I know that I am getting better ... that I am making progress. The reason I know that is because I suddenly realized yesterday that I am horrendously bored. And the only thing that ever makes me bored in that overwhelming way is to not be writing a book (or to not be writing something shorter than a book). I'm out of the habit of writing, and I'm going to have trouble re-booting and getting back into my normal working routines -- but I'm suddenly aware that it's time for that to happen, and that is a Good Thing.

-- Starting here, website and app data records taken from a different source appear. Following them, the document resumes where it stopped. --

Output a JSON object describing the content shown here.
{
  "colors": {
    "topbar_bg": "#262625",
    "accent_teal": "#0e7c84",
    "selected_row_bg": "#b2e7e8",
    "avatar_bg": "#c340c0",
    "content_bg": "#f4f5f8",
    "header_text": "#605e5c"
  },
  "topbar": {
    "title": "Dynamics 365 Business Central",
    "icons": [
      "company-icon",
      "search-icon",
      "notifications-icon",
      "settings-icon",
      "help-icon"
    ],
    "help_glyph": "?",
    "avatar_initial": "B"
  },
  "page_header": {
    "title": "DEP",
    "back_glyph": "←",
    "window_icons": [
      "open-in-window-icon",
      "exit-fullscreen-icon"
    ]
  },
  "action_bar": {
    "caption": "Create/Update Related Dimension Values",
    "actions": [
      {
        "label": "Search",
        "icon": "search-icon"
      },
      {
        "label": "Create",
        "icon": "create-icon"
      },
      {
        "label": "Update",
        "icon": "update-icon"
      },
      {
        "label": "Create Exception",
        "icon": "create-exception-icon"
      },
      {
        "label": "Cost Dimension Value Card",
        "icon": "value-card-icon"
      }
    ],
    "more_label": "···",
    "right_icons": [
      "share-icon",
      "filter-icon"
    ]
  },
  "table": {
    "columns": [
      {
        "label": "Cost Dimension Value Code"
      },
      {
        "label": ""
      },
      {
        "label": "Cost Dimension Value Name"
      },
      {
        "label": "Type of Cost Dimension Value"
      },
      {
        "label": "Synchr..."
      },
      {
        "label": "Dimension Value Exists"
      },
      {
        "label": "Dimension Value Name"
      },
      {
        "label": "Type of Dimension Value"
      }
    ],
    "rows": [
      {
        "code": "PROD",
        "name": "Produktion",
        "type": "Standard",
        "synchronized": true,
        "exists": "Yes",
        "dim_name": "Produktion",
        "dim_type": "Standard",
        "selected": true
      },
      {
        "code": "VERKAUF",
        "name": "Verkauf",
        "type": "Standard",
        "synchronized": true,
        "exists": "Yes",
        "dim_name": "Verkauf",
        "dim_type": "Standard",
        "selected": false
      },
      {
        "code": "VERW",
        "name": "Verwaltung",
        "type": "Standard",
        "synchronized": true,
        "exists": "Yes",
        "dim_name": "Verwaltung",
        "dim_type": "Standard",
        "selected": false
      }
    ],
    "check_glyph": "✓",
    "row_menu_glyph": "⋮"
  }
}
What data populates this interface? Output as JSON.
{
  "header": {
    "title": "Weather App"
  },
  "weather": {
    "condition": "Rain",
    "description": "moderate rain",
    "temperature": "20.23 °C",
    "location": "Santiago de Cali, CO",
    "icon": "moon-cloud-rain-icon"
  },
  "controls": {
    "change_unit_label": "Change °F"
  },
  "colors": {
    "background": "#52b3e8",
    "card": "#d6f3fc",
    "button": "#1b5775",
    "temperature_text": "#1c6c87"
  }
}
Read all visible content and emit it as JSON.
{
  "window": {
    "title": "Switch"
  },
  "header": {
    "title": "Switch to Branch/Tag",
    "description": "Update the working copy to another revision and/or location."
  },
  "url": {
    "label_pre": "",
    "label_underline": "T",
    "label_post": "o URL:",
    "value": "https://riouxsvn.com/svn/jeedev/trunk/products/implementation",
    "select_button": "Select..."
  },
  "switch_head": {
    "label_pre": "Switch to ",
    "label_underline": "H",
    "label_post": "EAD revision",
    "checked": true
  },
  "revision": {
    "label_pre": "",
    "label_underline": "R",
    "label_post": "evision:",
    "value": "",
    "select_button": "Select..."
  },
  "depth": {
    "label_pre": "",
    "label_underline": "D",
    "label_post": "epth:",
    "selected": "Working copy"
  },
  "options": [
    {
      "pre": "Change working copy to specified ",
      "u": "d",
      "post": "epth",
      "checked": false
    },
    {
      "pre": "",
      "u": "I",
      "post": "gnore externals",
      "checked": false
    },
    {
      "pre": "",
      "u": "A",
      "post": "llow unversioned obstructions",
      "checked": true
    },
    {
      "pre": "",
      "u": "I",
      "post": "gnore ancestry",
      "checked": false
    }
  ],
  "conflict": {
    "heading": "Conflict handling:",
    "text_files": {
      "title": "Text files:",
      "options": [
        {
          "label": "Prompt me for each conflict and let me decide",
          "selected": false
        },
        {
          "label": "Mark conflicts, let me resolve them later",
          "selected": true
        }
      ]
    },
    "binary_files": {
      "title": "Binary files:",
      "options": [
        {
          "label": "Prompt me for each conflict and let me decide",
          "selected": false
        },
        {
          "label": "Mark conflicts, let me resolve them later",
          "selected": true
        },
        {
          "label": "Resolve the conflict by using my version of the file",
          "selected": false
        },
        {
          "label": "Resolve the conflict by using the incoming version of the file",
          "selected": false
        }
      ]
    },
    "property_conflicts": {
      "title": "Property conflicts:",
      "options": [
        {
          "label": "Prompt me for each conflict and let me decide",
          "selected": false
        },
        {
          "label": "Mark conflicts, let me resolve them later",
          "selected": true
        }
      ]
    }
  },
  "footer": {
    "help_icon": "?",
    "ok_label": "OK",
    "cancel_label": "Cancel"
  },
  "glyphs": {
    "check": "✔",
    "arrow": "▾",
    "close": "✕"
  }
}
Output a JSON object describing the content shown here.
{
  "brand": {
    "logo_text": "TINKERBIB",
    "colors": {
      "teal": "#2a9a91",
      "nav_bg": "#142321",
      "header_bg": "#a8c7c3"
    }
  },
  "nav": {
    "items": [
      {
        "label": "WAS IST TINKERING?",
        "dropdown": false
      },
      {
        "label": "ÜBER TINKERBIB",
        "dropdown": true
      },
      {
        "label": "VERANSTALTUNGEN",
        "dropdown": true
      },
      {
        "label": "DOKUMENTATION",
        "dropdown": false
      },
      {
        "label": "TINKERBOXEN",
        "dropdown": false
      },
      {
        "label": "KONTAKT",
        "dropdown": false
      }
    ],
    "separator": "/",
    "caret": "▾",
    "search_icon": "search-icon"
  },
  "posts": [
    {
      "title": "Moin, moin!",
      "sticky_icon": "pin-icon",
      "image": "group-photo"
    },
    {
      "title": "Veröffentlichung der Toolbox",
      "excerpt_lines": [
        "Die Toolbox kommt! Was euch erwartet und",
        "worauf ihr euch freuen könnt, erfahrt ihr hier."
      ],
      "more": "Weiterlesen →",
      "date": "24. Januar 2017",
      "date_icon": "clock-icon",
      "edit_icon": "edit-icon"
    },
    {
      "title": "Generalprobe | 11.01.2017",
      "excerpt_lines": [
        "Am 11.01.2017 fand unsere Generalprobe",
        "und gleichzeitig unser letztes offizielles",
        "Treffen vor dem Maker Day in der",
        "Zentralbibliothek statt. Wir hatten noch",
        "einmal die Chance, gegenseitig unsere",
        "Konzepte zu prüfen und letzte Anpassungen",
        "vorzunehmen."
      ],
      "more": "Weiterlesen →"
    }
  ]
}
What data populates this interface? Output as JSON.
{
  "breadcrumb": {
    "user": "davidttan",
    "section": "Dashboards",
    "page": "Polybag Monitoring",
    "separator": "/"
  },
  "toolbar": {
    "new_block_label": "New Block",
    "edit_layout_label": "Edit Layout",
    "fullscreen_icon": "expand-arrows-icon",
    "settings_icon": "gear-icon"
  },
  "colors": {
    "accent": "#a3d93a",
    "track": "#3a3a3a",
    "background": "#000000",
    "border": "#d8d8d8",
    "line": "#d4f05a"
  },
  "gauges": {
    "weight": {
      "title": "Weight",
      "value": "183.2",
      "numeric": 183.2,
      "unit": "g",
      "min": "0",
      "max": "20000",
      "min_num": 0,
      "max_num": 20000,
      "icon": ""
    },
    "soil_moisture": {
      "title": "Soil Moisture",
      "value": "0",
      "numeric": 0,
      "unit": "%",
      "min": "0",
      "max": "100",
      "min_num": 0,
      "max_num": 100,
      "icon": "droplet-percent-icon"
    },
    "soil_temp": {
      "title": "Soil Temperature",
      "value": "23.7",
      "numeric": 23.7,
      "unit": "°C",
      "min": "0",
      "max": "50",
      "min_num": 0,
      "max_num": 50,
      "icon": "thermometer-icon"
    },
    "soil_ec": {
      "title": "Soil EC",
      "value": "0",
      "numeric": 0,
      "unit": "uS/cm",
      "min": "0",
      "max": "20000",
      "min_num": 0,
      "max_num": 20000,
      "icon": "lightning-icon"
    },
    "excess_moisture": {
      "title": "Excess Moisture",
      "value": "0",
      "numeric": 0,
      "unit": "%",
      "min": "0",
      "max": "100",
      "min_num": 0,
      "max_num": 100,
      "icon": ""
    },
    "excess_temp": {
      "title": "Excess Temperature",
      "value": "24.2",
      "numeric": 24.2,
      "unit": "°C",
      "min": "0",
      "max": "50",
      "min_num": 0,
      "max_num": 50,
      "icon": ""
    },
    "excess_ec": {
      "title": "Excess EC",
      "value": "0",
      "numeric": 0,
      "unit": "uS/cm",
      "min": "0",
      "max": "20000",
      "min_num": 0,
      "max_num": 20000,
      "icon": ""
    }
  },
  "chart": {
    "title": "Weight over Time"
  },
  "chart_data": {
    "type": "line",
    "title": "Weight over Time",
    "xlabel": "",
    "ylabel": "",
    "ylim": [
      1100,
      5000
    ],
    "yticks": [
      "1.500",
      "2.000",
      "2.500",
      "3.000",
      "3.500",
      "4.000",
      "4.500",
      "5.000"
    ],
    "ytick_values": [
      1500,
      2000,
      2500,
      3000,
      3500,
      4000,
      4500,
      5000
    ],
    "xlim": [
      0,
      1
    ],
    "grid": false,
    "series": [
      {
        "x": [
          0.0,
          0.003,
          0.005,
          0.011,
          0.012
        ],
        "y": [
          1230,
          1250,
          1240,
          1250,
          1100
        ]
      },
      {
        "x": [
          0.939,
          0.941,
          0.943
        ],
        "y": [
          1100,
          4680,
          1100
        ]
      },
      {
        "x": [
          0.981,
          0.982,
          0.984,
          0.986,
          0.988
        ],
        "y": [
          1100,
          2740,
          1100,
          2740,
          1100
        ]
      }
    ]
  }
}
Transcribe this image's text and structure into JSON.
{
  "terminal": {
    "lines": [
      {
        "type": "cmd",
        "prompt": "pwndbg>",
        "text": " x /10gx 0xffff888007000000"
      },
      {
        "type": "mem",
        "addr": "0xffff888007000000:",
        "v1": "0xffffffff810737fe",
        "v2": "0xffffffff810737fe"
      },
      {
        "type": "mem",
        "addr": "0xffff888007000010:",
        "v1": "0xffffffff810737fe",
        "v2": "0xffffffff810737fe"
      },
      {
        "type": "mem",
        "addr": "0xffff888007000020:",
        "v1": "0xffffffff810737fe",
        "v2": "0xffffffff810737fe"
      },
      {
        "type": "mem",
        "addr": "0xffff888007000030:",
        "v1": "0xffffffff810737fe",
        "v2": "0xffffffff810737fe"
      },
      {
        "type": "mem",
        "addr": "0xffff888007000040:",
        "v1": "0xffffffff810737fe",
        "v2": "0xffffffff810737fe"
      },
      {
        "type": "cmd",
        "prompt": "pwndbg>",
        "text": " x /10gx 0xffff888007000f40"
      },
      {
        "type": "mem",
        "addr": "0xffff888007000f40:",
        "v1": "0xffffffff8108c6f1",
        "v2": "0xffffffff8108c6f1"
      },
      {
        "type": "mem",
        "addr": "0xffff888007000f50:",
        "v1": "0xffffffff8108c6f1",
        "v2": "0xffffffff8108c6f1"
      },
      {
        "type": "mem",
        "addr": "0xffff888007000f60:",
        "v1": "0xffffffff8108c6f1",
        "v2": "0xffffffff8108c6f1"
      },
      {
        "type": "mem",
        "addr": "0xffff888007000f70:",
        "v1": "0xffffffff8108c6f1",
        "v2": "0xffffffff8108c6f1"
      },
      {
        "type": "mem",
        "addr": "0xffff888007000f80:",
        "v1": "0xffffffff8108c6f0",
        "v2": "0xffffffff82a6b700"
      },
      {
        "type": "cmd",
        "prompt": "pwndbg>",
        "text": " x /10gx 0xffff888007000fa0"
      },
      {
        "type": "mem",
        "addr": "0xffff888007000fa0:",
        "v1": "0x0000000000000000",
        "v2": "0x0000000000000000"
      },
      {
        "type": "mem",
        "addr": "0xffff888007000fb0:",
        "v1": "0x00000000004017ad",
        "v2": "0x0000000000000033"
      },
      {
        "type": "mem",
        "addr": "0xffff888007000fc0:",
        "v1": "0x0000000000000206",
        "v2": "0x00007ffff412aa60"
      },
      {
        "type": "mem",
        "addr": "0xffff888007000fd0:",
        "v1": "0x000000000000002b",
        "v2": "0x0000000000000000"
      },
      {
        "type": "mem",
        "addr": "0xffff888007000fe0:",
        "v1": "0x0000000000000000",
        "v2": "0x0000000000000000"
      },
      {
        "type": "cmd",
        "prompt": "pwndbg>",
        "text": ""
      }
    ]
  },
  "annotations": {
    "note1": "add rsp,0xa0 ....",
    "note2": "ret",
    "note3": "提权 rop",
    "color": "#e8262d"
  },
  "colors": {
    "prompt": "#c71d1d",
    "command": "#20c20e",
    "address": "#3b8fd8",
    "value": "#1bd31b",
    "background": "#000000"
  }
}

And then, in the context of the Great Upheaval -- do George and I move away from this beloved house and land, and if so where do we move, or do we find a way to stay here and have help with the work we can no longer do? -- there's another sign of progress. Whatever decision we ultimately make about this matter, we absolutely have to take steps to reduce the enormous quantities of clutter that we've accumulated over our forty-five years of marriage. We've been saying that for at least the past twenty-five years, but nothing has ever come of it. Until now. Every day now, George has been loading up the truck with boxes and sacks of clutter and taking it to the recycling center in town. It's painful, getting rid of all this stuff, but it absolutely has to be done, and we're doing it. And I'm helping. Every day, I'm filling sacks and boxes with things I'm never going to need again and have known for years I was never going to need again, but have mindlessly clung to all the same.